Sunday, 5 April 2009

save the magpies


All the trees on the street had big yellow signs attached to them, warning that the tree surgeons would be at work on Friday. I was presented with a dilemma; the magpies have nested in the tree at the front of our house, and while I like magpies because they are lively and exuberant, I also feel protective of the songbirds who nest in the neighbourhood.

There was a blackbird nest in the ivy on a garden wall overlooked by our kitchen window; for a few years running, we watched the blackbirds' to-ings and fro-ings, and their valiant dive-bombing of the magpies that occasionally marauded their way in, looking for the eggs.
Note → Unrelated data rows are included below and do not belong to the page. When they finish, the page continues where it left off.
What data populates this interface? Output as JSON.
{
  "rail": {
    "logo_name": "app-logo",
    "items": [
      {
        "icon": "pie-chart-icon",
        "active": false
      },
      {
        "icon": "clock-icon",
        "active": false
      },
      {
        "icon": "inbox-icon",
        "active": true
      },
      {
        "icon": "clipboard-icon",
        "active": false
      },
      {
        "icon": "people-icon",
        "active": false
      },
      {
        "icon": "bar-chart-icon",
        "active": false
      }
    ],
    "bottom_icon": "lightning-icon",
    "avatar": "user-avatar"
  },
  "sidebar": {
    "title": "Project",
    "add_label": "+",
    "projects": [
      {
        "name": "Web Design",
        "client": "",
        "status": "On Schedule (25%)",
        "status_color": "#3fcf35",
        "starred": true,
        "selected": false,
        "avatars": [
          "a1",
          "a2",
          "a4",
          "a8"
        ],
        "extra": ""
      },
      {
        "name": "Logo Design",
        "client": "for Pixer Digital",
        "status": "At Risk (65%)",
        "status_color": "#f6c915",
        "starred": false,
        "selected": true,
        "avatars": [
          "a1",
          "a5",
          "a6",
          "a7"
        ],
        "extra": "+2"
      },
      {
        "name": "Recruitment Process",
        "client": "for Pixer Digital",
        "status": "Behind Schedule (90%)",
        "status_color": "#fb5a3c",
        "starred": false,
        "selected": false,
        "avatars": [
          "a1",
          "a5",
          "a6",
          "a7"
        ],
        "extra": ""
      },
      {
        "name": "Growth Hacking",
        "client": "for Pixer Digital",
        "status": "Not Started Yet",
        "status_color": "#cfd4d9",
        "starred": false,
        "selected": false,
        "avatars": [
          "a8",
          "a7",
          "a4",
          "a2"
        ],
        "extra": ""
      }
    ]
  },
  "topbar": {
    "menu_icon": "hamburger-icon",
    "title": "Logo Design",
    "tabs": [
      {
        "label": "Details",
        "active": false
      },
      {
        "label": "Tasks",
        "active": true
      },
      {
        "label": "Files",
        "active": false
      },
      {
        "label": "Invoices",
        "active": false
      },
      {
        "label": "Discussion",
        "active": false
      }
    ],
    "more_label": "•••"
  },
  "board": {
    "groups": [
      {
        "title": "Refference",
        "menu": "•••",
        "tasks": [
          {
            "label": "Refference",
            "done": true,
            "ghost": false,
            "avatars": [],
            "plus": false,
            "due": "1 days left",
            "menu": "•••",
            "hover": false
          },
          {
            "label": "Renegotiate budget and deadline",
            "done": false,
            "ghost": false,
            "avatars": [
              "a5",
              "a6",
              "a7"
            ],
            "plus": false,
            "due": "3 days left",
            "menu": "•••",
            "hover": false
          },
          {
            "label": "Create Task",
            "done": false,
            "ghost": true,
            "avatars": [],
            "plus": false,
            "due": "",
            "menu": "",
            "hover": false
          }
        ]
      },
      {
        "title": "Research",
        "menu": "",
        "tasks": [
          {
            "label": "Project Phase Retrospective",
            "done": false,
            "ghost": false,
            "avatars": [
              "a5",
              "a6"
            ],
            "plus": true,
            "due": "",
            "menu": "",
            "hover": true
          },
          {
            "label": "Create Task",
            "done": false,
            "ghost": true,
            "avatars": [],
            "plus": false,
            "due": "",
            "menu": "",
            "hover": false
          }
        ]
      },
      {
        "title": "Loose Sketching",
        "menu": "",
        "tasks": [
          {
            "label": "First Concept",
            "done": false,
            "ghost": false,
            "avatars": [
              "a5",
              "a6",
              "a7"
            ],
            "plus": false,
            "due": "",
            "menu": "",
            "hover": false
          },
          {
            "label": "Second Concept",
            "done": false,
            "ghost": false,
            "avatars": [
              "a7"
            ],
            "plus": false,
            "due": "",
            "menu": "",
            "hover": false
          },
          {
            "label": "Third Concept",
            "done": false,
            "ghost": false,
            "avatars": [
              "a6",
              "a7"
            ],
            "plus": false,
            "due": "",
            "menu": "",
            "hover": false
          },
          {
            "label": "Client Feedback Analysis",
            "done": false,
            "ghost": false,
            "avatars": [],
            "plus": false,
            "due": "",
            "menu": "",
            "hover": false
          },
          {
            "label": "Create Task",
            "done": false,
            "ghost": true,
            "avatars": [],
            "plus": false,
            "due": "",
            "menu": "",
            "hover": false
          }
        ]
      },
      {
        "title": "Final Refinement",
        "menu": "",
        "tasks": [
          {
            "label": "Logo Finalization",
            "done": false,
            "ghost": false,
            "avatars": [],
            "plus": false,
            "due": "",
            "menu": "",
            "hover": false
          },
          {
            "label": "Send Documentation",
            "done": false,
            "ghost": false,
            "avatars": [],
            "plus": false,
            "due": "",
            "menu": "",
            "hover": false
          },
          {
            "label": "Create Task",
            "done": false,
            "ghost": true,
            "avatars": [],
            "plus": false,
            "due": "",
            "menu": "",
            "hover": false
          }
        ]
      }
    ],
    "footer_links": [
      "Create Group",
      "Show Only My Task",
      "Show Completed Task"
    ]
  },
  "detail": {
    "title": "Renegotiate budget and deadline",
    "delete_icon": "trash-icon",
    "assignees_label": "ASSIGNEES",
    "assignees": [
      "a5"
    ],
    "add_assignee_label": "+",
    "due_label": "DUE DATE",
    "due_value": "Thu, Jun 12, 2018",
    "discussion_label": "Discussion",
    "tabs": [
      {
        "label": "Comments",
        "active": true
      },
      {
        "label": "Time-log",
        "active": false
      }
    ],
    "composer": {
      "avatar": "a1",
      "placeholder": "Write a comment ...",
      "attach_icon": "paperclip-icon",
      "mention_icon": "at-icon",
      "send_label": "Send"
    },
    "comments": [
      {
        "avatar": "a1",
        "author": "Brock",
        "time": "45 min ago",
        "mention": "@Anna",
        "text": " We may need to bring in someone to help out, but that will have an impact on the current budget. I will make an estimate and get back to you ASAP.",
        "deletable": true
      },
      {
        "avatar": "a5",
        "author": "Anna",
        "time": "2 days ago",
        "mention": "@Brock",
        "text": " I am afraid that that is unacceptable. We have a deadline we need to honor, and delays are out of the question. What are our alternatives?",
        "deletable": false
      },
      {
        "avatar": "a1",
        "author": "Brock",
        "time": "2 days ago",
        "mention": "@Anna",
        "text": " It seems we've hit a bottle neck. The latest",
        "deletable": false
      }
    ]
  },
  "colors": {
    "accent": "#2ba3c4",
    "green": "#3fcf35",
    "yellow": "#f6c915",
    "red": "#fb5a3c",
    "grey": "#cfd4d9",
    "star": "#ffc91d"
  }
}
Finally, though, it was not the magpies that put paid to the blackbirds' nest. It wasn't even the local cats. It was the aspirational neighbours, who had the ivy ripped down and replaced with a wooden fence, to go with their wooden decking, wooden shed and wooden castle-thing-for-the-kids.

So there are worse things than magpies.

I had a word with the chaps with chainsaws. They agreed to leave the tree alone; indeed, they are obliged to not work on trees with active nests in them. Which must be a problem, this late in the season.

It was fun watching the men swinging around in the trees. Quite fancied having a go myself.

On the climbing of trees, we bumped into Kayle Brandon in IKEA the other week, when we were in there buying frames for my pictures. She it was who organised the Feral Food thing at the Cube in Bristol that I got involved with. She told us that she was having a tree climbing event in Ashton Court, for National Tree Climbing Day or something. Interesting idea. Tree climbing is not really a group activity, in my book. Unless you're a tree surgeon, of course.